▼▼▼

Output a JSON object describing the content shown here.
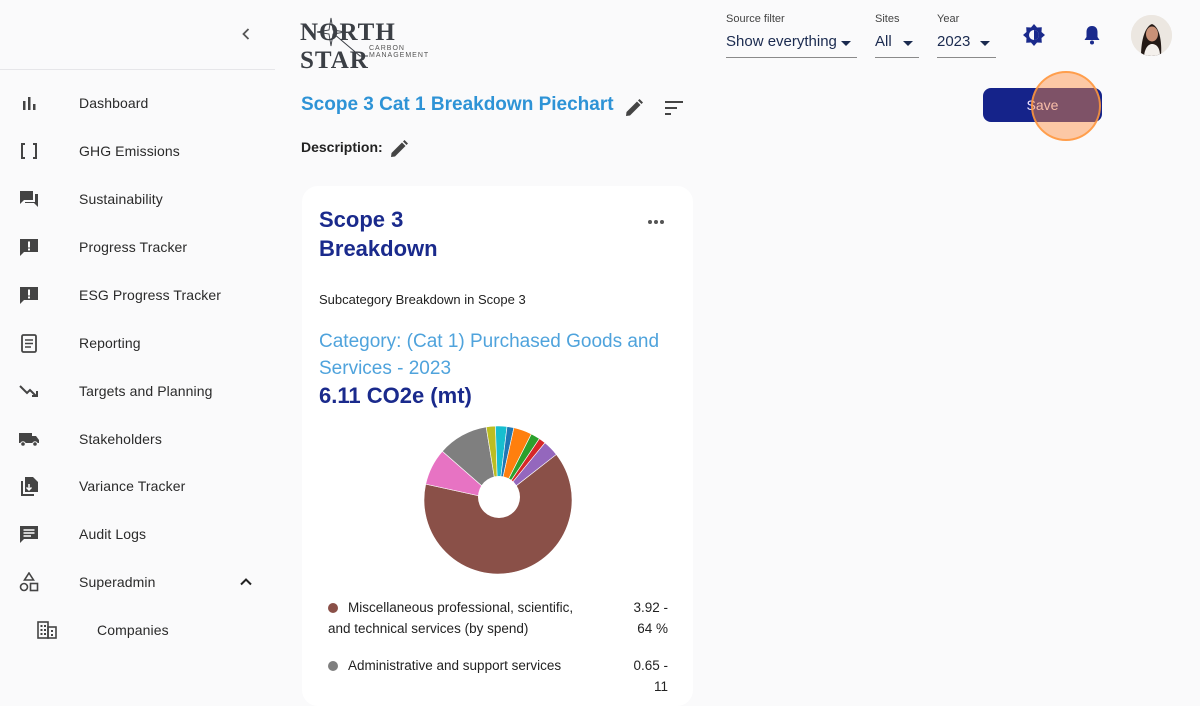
{
  "logo": {
    "title": "NORTH STAR",
    "subtitle": "CARBON MANAGEMENT"
  },
  "filters": {
    "source": {
      "label": "Source filter",
      "value": "Show everything"
    },
    "sites": {
      "label": "Sites",
      "value": "All"
    },
    "year": {
      "label": "Year",
      "value": "2023"
    }
  },
  "sidebar": {
    "items": [
      {
        "label": "Dashboard",
        "icon": "bar-chart-icon"
      },
      {
        "label": "GHG Emissions",
        "icon": "brackets-icon"
      },
      {
        "label": "Sustainability",
        "icon": "forum-icon"
      },
      {
        "label": "Progress Tracker",
        "icon": "feedback-icon"
      },
      {
        "label": "ESG Progress Tracker",
        "icon": "feedback-icon"
      },
      {
        "label": "Reporting",
        "icon": "document-icon"
      },
      {
        "label": "Targets and Planning",
        "icon": "trending-down-icon"
      },
      {
        "label": "Stakeholders",
        "icon": "truck-icon"
      },
      {
        "label": "Variance Tracker",
        "icon": "file-copy-icon"
      },
      {
        "label": "Audit Logs",
        "icon": "message-icon"
      },
      {
        "label": "Superadmin",
        "icon": "shapes-icon"
      },
      {
        "label": "Companies",
        "icon": "building-icon"
      }
    ]
  },
  "page": {
    "title": "Scope 3 Cat 1 Breakdown Piechart",
    "description_label": "Description:",
    "save_label": "Save"
  },
  "card": {
    "title": "Scope 3 Breakdown",
    "subtitle": "Subcategory Breakdown in Scope 3",
    "category": "Category: (Cat 1) Purchased Goods and Services - 2023",
    "total": "6.11 CO2e (mt)",
    "legend": [
      {
        "name": "Miscellaneous professional, scientific, and technical services (by spend)",
        "value": "3.92 - 64 %",
        "color": "#8a5048"
      },
      {
        "name": "Administrative and support services",
        "value": "0.65 - 11",
        "color": "#7f7f7f"
      }
    ]
  },
  "chart_data": {
    "type": "pie",
    "title": "",
    "slices": [
      {
        "label": "Miscellaneous professional, scientific, and technical services (by spend)",
        "value": 64,
        "color": "#8a5048"
      },
      {
        "label": "",
        "value": 8,
        "color": "#e773c3"
      },
      {
        "label": "Administrative and support services",
        "value": 11,
        "color": "#7f7f7f"
      },
      {
        "label": "",
        "value": 2,
        "color": "#bcbd22"
      },
      {
        "label": "",
        "value": 2.5,
        "color": "#17becf"
      },
      {
        "label": "",
        "value": 1.5,
        "color": "#1f77b4"
      },
      {
        "label": "",
        "value": 4,
        "color": "#ff7f0e"
      },
      {
        "label": "",
        "value": 2,
        "color": "#2ca02c"
      },
      {
        "label": "",
        "value": 1.5,
        "color": "#d62728"
      },
      {
        "label": "",
        "value": 3.5,
        "color": "#9467bd"
      }
    ]
  }
}
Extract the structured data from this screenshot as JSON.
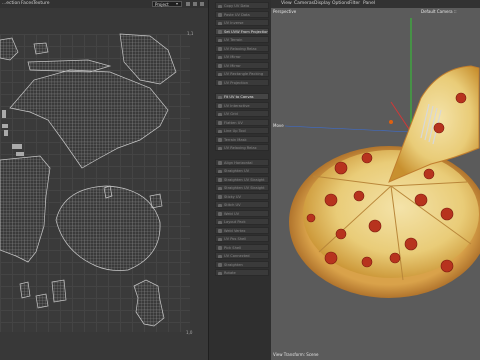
{
  "uv_editor": {
    "menu": [
      "...ection",
      "Faces",
      "Texture"
    ],
    "dropdown": "Project",
    "corner_top": "1,1",
    "corner_bottom": "1,0"
  },
  "tools": {
    "items": [
      {
        "label": "Copy UV Data",
        "hl": false
      },
      {
        "label": "Paste UV Data",
        "hl": false
      },
      {
        "label": "UV Inverse",
        "hl": false
      },
      {
        "label": "Set UVW From Projection",
        "hl": true
      },
      {
        "label": "UV Terrain",
        "hl": false
      },
      {
        "label": "UV Relaxing Relax",
        "hl": false
      },
      {
        "label": "UV Mirror",
        "hl": false
      },
      {
        "label": "UV Mirror",
        "hl": false
      },
      {
        "label": "UV Rectangle Packing",
        "hl": false
      },
      {
        "label": "UV Projection",
        "hl": false
      },
      {
        "label": "Fit UV to Canvas",
        "hl": true
      },
      {
        "label": "UV Interactive",
        "hl": false
      },
      {
        "label": "UV Grid",
        "hl": false
      },
      {
        "label": "Flatten UV",
        "hl": false
      },
      {
        "label": "Line Up Tool",
        "hl": false
      },
      {
        "label": "Terrain Mask",
        "hl": false
      },
      {
        "label": "UV Relaxing Relax",
        "hl": false
      },
      {
        "label": "Align Horizontal",
        "hl": false
      },
      {
        "label": "Straighten UV",
        "hl": false
      },
      {
        "label": "Straighten UV Straight",
        "hl": false
      },
      {
        "label": "Straighten UV Straight",
        "hl": false
      },
      {
        "label": "Sticky UV",
        "hl": false
      },
      {
        "label": "Stitch UV",
        "hl": false
      },
      {
        "label": "Weld UV",
        "hl": false
      },
      {
        "label": "Layout Pack",
        "hl": false
      },
      {
        "label": "Weld Vertex",
        "hl": false
      },
      {
        "label": "UV Pos Shell",
        "hl": false
      },
      {
        "label": "Pick Shell",
        "hl": false
      },
      {
        "label": "UV Connected",
        "hl": false
      },
      {
        "label": "Straighten",
        "hl": false
      },
      {
        "label": "Rotate",
        "hl": false
      }
    ]
  },
  "viewport": {
    "menu": [
      "View",
      "Cameras",
      "Display",
      "Options",
      "Filter",
      "Panel"
    ],
    "label_view": "Perspective",
    "label_camera": "Default Camera ::",
    "label_move": "Move",
    "status": "View Transform: Scene",
    "colors": {
      "axis_x": "#d03838",
      "axis_y": "#32c832",
      "axis_z": "#3a6ed8"
    }
  }
}
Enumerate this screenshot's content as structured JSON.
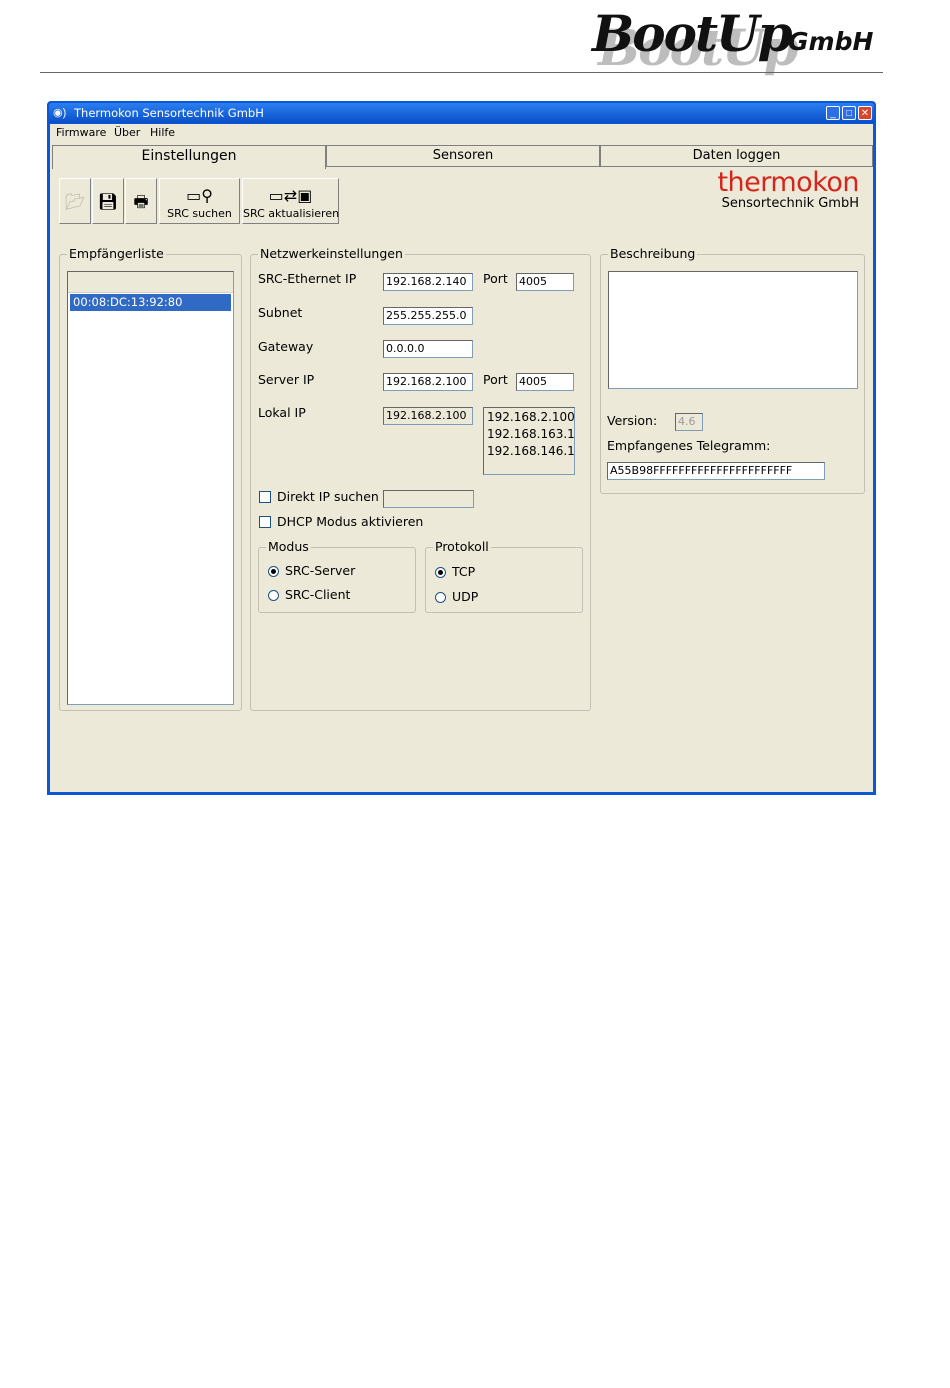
{
  "header": {
    "brand_main": "BootUp",
    "brand_suffix": "GmbH"
  },
  "window": {
    "title": "Thermokon Sensortechnik GmbH"
  },
  "menu": [
    {
      "label": "Firmware"
    },
    {
      "label": "Über"
    },
    {
      "label": "Hilfe"
    }
  ],
  "tabs": [
    {
      "label": "Einstellungen",
      "active": true
    },
    {
      "label": "Sensoren",
      "active": false
    },
    {
      "label": "Daten loggen",
      "active": false
    }
  ],
  "toolbar": {
    "open_icon": "folder-open-icon",
    "save_icon": "floppy-disk-icon",
    "print_icon": "printer-icon",
    "search_label": "SRC suchen",
    "update_label": "SRC aktualisieren"
  },
  "vendor_logo": {
    "line1": "thermokon",
    "line2": "Sensortechnik GmbH",
    "color": "#d4261c"
  },
  "receiver_list": {
    "title": "Empfängerliste",
    "items": [
      "00:08:DC:13:92:80"
    ]
  },
  "network": {
    "title": "Netzwerkeinstellungen",
    "src_ip_label": "SRC-Ethernet IP",
    "src_ip": "192.168.2.140",
    "port_label": "Port",
    "src_port": "4005",
    "subnet_label": "Subnet",
    "subnet": "255.255.255.0",
    "gateway_label": "Gateway",
    "gateway": "0.0.0.0",
    "server_ip_label": "Server IP",
    "server_ip": "192.168.2.100",
    "server_port": "4005",
    "local_ip_label": "Lokal IP",
    "local_ip": "192.168.2.100",
    "local_ip_list": [
      "192.168.2.100",
      "192.168.163.1",
      "192.168.146.1"
    ],
    "direct_ip_label": "Direkt IP suchen",
    "direct_ip_checked": false,
    "direct_ip_value": "",
    "dhcp_label": "DHCP Modus aktivieren",
    "dhcp_checked": false
  },
  "mode": {
    "title": "Modus",
    "options": [
      {
        "label": "SRC-Server",
        "selected": true
      },
      {
        "label": "SRC-Client",
        "selected": false
      }
    ]
  },
  "protocol": {
    "title": "Protokoll",
    "options": [
      {
        "label": "TCP",
        "selected": true
      },
      {
        "label": "UDP",
        "selected": false
      }
    ]
  },
  "description": {
    "title": "Beschreibung",
    "text": "",
    "version_label": "Version:",
    "version": "4.6",
    "telegram_label": "Empfangenes Telegramm:",
    "telegram": "A55B98FFFFFFFFFFFFFFFFFFFFFF"
  }
}
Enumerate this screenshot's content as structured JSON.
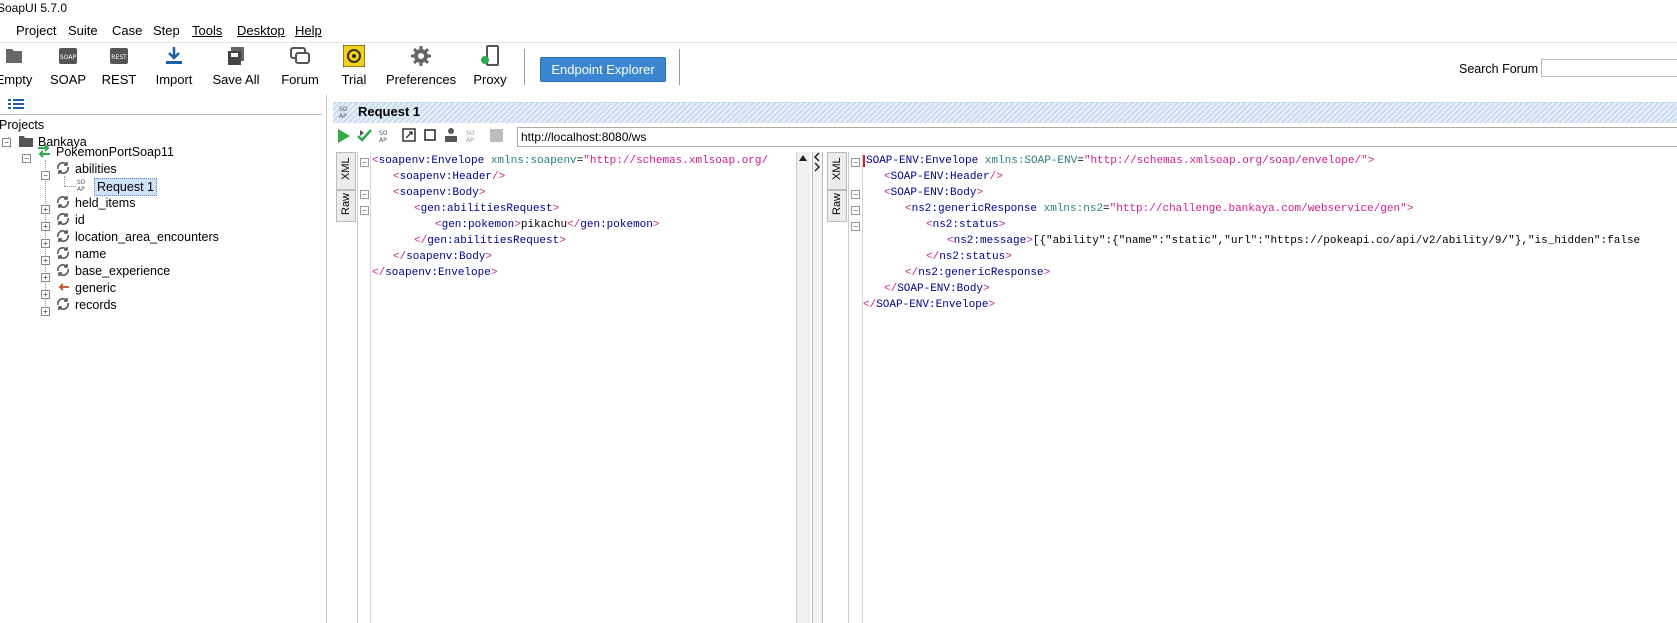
{
  "window": {
    "title": "SoapUI 5.7.0"
  },
  "menu": {
    "items": [
      "Project",
      "Suite",
      "Case",
      "Step",
      "Tools",
      "Desktop",
      "Help"
    ]
  },
  "toolbar": {
    "buttons": [
      {
        "label": "Empty",
        "icon": "empty-project-icon"
      },
      {
        "label": "SOAP",
        "icon": "soap-icon"
      },
      {
        "label": "REST",
        "icon": "rest-icon"
      },
      {
        "label": "Import",
        "icon": "import-icon"
      },
      {
        "label": "Save All",
        "icon": "save-all-icon"
      },
      {
        "label": "Forum",
        "icon": "forum-icon"
      },
      {
        "label": "Trial",
        "icon": "trial-icon"
      },
      {
        "label": "Preferences",
        "icon": "gear-icon"
      },
      {
        "label": "Proxy",
        "icon": "proxy-icon"
      }
    ],
    "endpoint_explorer": "Endpoint Explorer",
    "search_label": "Search Forum",
    "search_value": ""
  },
  "navigator": {
    "root": "Projects",
    "project": "Bankaya",
    "interface": "PokemonPortSoap11",
    "operations": [
      {
        "name": "abilities",
        "expanded": true,
        "requests": [
          "Request 1"
        ]
      },
      {
        "name": "held_items"
      },
      {
        "name": "id"
      },
      {
        "name": "location_area_encounters"
      },
      {
        "name": "name"
      },
      {
        "name": "base_experience"
      },
      {
        "name": "generic"
      },
      {
        "name": "records"
      }
    ],
    "selected": "Request 1"
  },
  "request": {
    "title": "Request 1",
    "url": "http://localhost:8080/ws",
    "tabs": {
      "xml": "XML",
      "raw": "Raw"
    }
  },
  "request_xml": {
    "l1_open": "<",
    "l1_name": "soapenv:Envelope",
    "l1_attr": " xmlns:soapenv",
    "l1_eq": "=",
    "l1_val": "\"http://schemas.xmlsoap.org/",
    "l2": "soapenv:Header",
    "l3": "soapenv:Body",
    "l4": "gen:abilitiesRequest",
    "l5_name": "gen:pokemon",
    "l5_text": "pikachu",
    "l5_close": "gen:pokemon",
    "l6": "gen:abilitiesRequest",
    "l7": "soapenv:Body",
    "l8": "soapenv:Envelope"
  },
  "response_xml": {
    "l1_name": "SOAP-ENV:Envelope",
    "l1_attr": " xmlns:SOAP-ENV",
    "l1_val": "\"http://schemas.xmlsoap.org/soap/envelope/\"",
    "l2": "SOAP-ENV:Header",
    "l3": "SOAP-ENV:Body",
    "l4_name": "ns2:genericResponse",
    "l4_attr": " xmlns:ns2",
    "l4_val": "\"http://challenge.bankaya.com/webservice/gen\"",
    "l5": "ns2:status",
    "l6_name": "ns2:message",
    "l6_text": "[{\"ability\":{\"name\":\"static\",\"url\":\"https://pokeapi.co/api/v2/ability/9/\"},\"is_hidden\":false",
    "l7": "ns2:status",
    "l8": "ns2:genericResponse",
    "l9": "SOAP-ENV:Body",
    "l10": "SOAP-ENV:Envelope"
  },
  "colors": {
    "accent": "#3b86d1",
    "selection": "#cfe1f7",
    "xml_bracket": "#d11d8c",
    "xml_name": "#00008b"
  }
}
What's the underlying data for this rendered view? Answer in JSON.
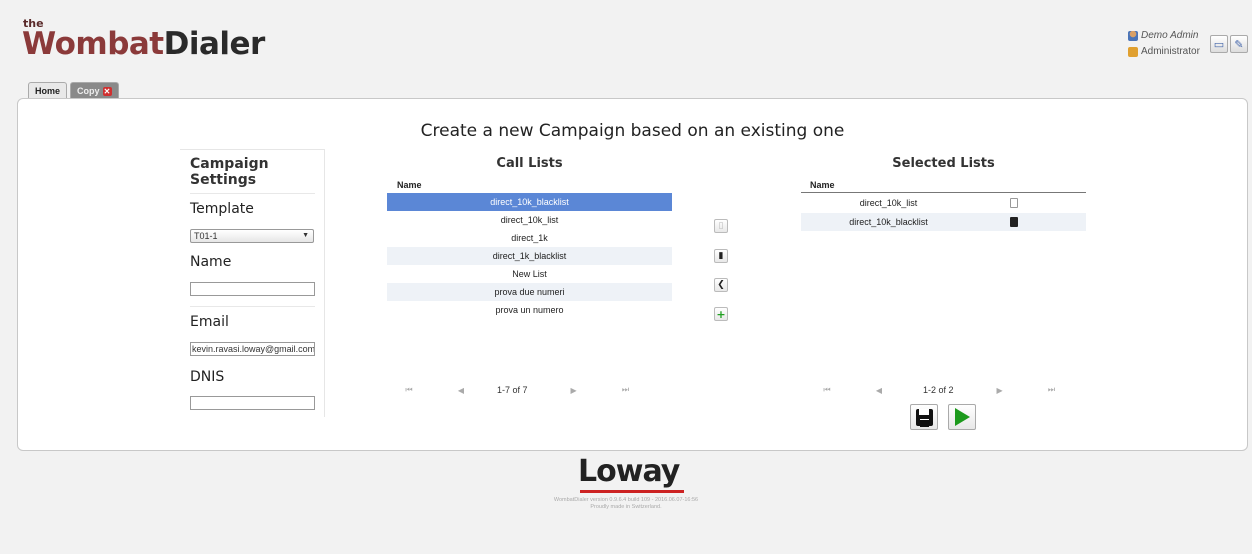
{
  "logo": {
    "the": "the",
    "part1": "Wombat",
    "part2": "Dialer"
  },
  "user": {
    "name": "Demo Admin",
    "role": "Administrator"
  },
  "tabs": [
    {
      "label": "Home"
    },
    {
      "label": "Copy"
    }
  ],
  "page_title": "Create a new Campaign based on an existing one",
  "settings": {
    "title": "Campaign Settings",
    "template_label": "Template",
    "template_value": "T01-1",
    "name_label": "Name",
    "name_value": "",
    "email_label": "Email",
    "email_value": "kevin.ravasi.loway@gmail.com",
    "dnis_label": "DNIS",
    "dnis_value": ""
  },
  "call_lists": {
    "title": "Call Lists",
    "header": "Name",
    "rows": [
      "direct_10k_blacklist",
      "direct_10k_list",
      "direct_1k",
      "direct_1k_blacklist",
      "New List",
      "prova due numeri",
      "prova un numero"
    ],
    "selected_index": 0,
    "pager": "1-7 of 7"
  },
  "selected_lists": {
    "title": "Selected Lists",
    "header": "Name",
    "rows": [
      "direct_10k_list",
      "direct_10k_blacklist"
    ],
    "pager": "1-2 of 2"
  },
  "icons": {
    "save": "floppy-disk-icon",
    "start": "play-icon",
    "add_row": "plus-icon",
    "move_left": "chevron-left-icon",
    "doc": "document-icon"
  },
  "colors": {
    "selected_row": "#5b87d6",
    "accent_green": "#1c9a1c",
    "logo_red": "#8b3a3a"
  },
  "footer": {
    "brand": "Loway",
    "version": "WombatDialer version 0.9.6.4 build 109 - 2016.06.07-16:56",
    "tagline": "Proudly made in Switzerland."
  }
}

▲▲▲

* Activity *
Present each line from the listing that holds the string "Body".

* Task response *
    "l3": "soapenv:Body",
    "l7": "soapenv:Body",
    "l3": "SOAP-ENV:Body",
    "l9": "SOAP-ENV:Body",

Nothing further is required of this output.